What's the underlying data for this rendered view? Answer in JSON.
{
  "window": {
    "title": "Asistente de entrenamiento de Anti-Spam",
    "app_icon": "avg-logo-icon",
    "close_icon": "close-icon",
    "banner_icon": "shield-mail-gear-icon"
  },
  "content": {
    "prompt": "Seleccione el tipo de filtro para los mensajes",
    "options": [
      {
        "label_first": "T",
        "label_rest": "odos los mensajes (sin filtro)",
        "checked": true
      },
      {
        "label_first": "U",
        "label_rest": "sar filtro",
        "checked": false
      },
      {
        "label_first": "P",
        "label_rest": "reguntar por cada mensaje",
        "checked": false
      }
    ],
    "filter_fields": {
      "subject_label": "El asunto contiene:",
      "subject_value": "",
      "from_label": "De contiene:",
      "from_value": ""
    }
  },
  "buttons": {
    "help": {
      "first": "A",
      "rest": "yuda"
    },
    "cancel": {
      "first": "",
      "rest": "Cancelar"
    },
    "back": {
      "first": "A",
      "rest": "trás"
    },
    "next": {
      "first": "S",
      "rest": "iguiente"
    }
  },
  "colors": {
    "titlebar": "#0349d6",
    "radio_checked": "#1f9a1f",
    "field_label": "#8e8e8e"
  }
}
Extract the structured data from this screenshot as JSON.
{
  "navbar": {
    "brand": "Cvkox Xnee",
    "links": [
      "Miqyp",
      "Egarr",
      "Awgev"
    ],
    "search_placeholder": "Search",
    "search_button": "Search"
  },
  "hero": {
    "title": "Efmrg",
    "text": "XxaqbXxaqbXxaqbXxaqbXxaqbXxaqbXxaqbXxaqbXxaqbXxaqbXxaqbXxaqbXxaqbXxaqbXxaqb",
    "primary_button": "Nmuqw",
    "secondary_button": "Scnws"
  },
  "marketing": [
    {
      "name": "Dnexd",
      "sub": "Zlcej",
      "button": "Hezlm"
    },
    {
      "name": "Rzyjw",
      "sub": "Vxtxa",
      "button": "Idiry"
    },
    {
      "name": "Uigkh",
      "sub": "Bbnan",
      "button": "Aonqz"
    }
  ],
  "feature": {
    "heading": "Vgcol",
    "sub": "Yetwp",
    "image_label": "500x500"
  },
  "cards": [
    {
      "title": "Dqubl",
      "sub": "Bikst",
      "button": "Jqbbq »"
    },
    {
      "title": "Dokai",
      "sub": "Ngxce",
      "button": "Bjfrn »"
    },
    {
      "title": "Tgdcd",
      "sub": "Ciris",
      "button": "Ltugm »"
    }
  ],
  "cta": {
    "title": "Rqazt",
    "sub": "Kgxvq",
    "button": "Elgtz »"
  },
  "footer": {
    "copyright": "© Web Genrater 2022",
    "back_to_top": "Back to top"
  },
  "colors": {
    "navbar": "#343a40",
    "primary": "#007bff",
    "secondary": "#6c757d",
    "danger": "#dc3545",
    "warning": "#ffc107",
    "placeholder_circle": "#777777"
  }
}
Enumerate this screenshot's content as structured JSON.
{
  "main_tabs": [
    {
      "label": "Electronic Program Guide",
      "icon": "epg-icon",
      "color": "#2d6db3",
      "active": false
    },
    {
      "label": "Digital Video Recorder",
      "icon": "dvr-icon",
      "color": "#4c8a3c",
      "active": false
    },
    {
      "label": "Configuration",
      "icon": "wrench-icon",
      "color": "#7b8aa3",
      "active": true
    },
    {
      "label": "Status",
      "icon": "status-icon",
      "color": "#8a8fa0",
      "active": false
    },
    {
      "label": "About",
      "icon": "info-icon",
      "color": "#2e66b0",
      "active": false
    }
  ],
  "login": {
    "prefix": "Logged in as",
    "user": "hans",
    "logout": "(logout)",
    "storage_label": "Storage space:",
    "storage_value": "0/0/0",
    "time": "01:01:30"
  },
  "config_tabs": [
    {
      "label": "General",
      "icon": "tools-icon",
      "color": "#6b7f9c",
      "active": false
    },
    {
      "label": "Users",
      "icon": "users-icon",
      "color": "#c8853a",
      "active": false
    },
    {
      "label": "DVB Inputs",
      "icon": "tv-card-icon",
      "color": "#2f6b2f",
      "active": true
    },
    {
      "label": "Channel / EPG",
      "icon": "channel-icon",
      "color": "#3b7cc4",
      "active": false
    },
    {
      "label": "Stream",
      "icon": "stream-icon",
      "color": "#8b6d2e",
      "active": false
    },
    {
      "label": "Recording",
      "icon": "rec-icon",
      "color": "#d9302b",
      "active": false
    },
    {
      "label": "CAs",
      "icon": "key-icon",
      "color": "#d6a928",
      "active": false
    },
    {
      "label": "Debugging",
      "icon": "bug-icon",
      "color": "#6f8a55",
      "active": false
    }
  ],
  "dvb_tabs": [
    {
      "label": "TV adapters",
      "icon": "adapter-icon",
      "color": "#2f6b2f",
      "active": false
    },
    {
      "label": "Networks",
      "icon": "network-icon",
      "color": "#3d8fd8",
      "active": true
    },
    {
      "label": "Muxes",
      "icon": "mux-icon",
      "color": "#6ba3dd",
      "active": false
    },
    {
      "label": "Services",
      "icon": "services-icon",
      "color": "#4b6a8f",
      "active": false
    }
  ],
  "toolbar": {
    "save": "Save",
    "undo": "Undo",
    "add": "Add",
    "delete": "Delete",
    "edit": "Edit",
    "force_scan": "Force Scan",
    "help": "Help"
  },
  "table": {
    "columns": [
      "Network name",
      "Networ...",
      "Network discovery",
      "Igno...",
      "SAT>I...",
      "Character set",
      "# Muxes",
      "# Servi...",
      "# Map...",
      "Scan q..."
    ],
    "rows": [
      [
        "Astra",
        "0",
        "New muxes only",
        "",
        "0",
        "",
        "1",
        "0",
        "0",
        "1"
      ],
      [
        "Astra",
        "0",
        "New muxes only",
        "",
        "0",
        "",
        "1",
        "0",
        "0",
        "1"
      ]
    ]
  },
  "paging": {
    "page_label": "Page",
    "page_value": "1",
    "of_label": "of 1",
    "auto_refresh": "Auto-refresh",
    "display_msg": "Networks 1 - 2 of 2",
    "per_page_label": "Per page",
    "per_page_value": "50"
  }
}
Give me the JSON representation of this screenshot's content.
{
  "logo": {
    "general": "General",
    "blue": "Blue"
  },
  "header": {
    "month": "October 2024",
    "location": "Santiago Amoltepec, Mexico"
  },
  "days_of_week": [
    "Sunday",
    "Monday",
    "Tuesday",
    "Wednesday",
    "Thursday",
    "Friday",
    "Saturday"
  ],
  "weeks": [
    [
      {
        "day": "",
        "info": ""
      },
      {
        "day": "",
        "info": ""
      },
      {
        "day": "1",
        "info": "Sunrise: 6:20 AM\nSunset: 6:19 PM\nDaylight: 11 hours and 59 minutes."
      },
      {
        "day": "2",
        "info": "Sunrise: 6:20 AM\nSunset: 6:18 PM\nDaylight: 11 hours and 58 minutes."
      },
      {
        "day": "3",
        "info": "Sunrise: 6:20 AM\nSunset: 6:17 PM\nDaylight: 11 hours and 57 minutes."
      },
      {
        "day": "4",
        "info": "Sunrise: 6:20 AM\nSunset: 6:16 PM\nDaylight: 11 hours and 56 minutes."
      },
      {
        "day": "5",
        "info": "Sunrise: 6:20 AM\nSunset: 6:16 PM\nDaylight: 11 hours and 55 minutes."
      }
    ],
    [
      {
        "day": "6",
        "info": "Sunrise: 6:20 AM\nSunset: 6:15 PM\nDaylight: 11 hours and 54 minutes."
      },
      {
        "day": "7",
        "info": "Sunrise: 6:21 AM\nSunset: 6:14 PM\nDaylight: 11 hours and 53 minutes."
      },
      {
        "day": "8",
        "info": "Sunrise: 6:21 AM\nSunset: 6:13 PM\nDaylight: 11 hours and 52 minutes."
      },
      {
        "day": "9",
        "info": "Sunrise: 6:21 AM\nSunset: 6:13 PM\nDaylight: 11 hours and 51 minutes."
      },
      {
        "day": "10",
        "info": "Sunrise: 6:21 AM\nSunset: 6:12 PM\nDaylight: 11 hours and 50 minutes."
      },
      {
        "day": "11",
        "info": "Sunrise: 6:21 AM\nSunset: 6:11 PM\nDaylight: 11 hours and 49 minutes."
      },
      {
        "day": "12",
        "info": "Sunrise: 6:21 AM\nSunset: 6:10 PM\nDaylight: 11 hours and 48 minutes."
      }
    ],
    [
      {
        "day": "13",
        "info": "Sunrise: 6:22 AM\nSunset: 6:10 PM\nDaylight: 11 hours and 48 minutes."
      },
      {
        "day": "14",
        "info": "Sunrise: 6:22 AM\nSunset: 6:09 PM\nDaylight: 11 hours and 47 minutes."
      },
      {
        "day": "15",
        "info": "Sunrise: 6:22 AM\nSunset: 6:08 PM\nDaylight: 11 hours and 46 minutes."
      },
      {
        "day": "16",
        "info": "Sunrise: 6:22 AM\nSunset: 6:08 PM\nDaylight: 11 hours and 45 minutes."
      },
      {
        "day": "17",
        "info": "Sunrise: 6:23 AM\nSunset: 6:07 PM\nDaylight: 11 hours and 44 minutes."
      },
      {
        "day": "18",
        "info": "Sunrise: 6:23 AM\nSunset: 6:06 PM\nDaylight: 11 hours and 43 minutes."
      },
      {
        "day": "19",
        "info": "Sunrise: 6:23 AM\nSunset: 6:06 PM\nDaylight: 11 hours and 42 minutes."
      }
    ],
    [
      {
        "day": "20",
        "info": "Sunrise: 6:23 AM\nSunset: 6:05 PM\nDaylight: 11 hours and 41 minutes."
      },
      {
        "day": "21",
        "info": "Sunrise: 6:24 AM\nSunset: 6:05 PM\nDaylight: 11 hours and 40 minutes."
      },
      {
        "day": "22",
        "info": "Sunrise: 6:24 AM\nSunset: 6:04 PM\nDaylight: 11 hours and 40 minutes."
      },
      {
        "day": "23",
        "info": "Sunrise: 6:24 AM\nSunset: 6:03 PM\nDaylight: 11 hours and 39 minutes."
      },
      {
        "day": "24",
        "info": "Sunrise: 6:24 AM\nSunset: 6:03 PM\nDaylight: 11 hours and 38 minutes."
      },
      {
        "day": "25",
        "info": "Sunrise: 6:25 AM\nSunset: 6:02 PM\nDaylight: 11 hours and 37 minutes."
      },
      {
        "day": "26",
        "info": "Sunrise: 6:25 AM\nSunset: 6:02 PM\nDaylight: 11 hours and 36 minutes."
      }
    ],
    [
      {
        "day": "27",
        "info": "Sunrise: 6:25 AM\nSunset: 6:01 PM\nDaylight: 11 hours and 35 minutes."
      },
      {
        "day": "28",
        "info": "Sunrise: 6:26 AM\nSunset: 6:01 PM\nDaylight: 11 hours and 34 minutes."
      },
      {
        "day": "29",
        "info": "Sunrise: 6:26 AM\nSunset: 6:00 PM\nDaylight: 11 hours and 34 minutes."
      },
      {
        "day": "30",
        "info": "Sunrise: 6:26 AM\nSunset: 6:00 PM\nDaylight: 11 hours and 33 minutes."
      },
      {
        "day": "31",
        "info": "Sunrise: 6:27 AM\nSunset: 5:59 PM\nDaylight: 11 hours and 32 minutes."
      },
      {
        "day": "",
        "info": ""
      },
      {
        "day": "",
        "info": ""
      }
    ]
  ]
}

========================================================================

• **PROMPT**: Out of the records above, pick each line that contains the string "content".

• **RESULT OF THIS TASK**:
  "content": {
Enumerate this screenshot's content as structured JSON.
Give me the JSON representation of this screenshot's content.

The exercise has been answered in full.